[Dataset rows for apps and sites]

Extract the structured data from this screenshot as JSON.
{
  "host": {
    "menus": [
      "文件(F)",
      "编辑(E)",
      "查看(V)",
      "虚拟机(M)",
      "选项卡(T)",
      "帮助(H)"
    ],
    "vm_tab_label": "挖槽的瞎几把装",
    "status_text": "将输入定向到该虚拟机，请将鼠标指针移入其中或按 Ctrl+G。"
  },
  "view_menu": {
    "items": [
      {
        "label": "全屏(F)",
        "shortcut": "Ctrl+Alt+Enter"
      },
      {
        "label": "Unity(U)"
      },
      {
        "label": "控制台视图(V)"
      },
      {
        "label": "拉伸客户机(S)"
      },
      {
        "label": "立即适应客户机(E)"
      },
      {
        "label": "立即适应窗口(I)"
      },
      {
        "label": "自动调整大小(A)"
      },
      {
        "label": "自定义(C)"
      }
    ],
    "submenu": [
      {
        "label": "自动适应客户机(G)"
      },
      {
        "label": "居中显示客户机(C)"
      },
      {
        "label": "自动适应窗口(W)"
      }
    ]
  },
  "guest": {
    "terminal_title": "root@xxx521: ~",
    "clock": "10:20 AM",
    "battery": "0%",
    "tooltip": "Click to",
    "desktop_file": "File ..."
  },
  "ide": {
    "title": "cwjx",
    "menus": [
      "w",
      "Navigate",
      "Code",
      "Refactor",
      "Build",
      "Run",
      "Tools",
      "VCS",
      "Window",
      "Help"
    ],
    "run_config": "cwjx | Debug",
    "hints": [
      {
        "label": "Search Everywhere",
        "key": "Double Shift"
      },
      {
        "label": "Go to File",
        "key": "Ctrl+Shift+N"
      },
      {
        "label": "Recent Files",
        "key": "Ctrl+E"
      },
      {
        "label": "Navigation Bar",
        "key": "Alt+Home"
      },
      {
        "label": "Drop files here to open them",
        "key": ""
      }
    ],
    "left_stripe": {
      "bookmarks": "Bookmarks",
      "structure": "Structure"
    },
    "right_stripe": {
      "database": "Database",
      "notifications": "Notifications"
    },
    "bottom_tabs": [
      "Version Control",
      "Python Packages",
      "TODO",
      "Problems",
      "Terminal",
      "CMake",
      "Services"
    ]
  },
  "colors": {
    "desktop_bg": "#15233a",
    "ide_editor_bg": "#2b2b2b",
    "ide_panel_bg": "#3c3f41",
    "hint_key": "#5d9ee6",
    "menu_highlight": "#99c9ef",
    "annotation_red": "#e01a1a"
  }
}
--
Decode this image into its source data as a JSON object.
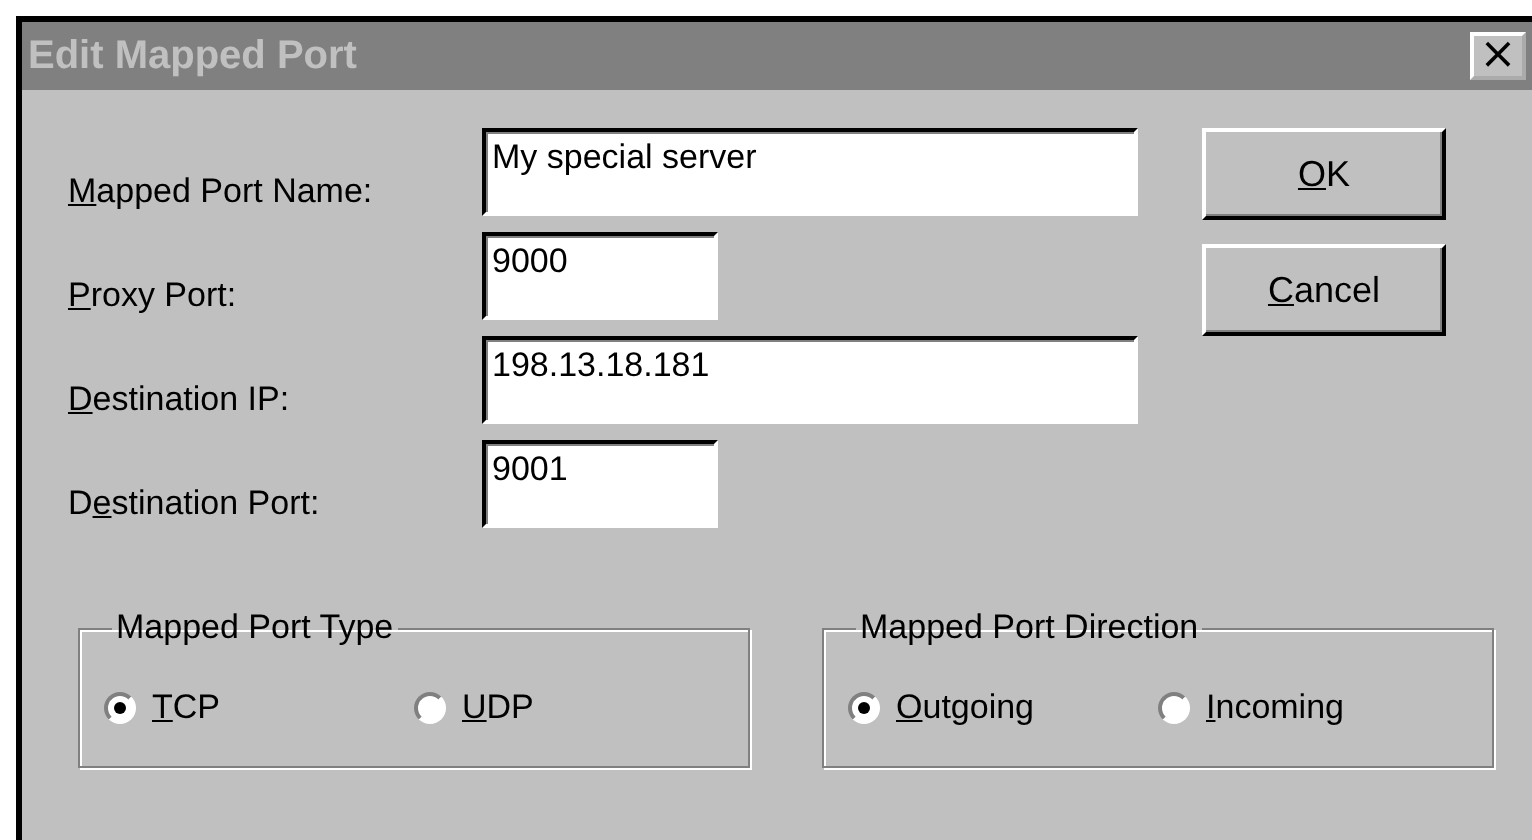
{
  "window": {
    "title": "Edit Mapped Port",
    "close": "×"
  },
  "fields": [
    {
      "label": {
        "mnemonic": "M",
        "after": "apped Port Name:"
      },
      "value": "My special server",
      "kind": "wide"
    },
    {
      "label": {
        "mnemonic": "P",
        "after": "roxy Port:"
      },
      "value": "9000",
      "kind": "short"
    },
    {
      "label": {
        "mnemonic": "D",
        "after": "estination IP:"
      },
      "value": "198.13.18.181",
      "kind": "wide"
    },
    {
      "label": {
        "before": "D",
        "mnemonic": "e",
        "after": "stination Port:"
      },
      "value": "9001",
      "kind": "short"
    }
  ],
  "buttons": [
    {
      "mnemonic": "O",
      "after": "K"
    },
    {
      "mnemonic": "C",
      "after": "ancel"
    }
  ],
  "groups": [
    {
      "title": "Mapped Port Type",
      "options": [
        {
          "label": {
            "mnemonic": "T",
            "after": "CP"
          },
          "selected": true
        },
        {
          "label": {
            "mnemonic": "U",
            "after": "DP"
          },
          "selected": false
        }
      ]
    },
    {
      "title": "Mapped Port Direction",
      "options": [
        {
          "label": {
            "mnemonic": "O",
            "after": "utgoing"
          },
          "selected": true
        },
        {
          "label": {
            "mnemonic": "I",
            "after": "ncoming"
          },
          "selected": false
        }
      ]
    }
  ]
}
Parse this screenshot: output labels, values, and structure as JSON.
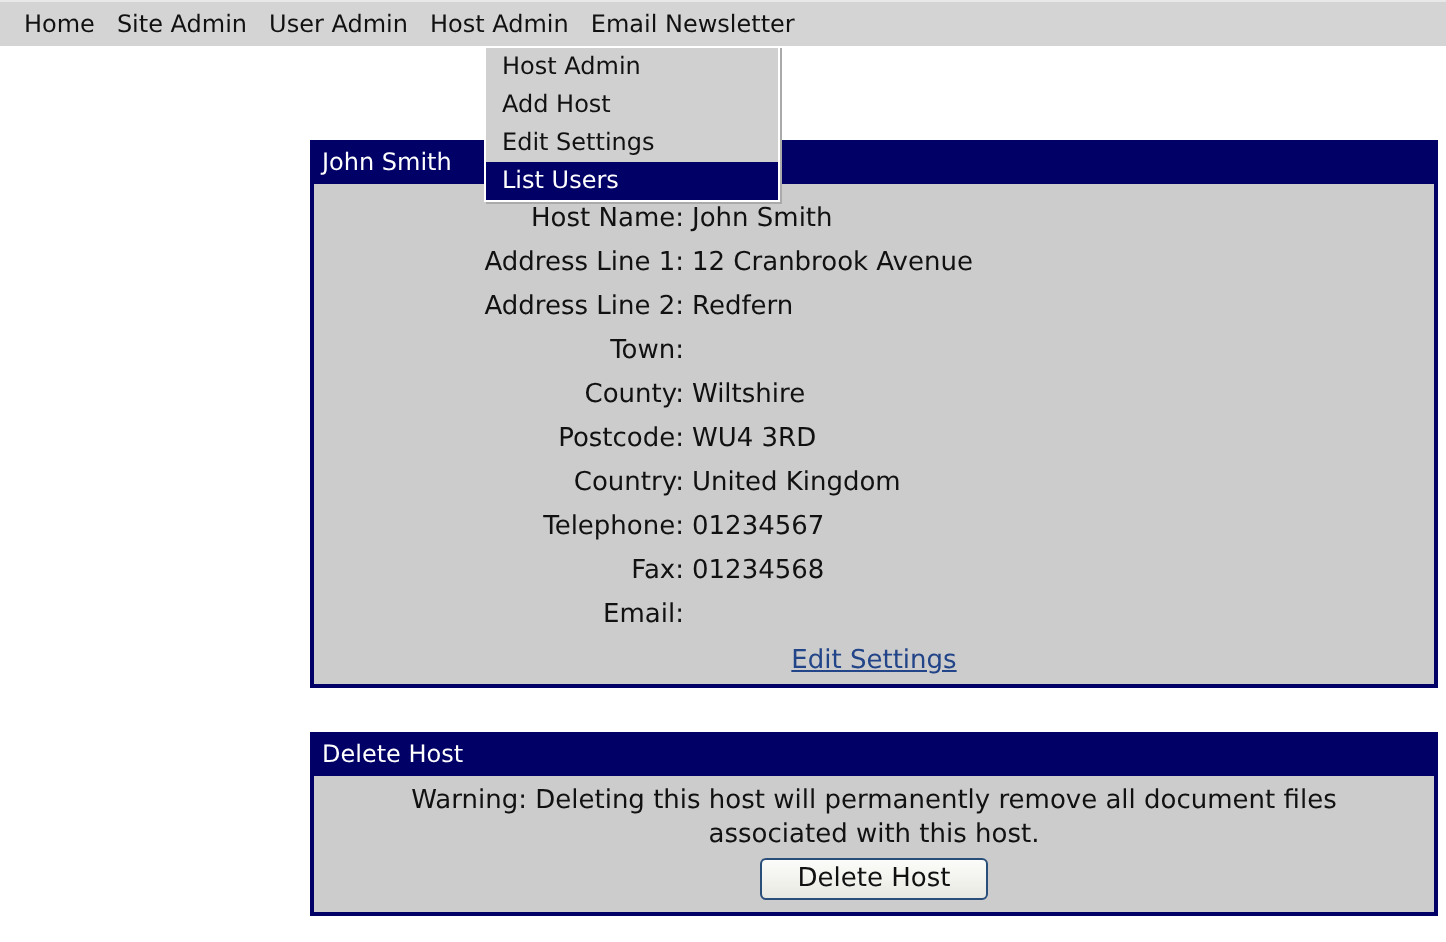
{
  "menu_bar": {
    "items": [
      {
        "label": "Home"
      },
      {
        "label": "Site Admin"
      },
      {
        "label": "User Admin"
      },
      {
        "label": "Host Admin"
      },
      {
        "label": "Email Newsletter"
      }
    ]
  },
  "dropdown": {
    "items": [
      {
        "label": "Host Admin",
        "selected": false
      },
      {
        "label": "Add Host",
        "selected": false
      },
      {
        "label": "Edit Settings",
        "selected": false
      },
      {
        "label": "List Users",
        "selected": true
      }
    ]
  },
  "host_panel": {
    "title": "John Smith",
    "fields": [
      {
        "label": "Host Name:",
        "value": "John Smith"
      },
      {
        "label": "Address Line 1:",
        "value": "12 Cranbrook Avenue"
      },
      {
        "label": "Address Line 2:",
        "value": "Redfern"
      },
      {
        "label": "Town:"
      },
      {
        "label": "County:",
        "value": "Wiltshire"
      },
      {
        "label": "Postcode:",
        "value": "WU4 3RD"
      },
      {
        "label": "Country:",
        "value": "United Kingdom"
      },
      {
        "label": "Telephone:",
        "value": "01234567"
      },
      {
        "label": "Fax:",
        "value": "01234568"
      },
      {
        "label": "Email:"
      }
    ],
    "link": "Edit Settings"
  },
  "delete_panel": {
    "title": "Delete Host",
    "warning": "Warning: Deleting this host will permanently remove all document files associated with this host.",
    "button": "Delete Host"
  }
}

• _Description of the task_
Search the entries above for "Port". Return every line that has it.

• _Response box_
    "title": "Edit Mapped Port",
        "after": "apped Port Name:"
        "after": "roxy Port:"
        "after": "stination Port:"
      "title": "Mapped Port Type",
      "title": "Mapped Port Direction",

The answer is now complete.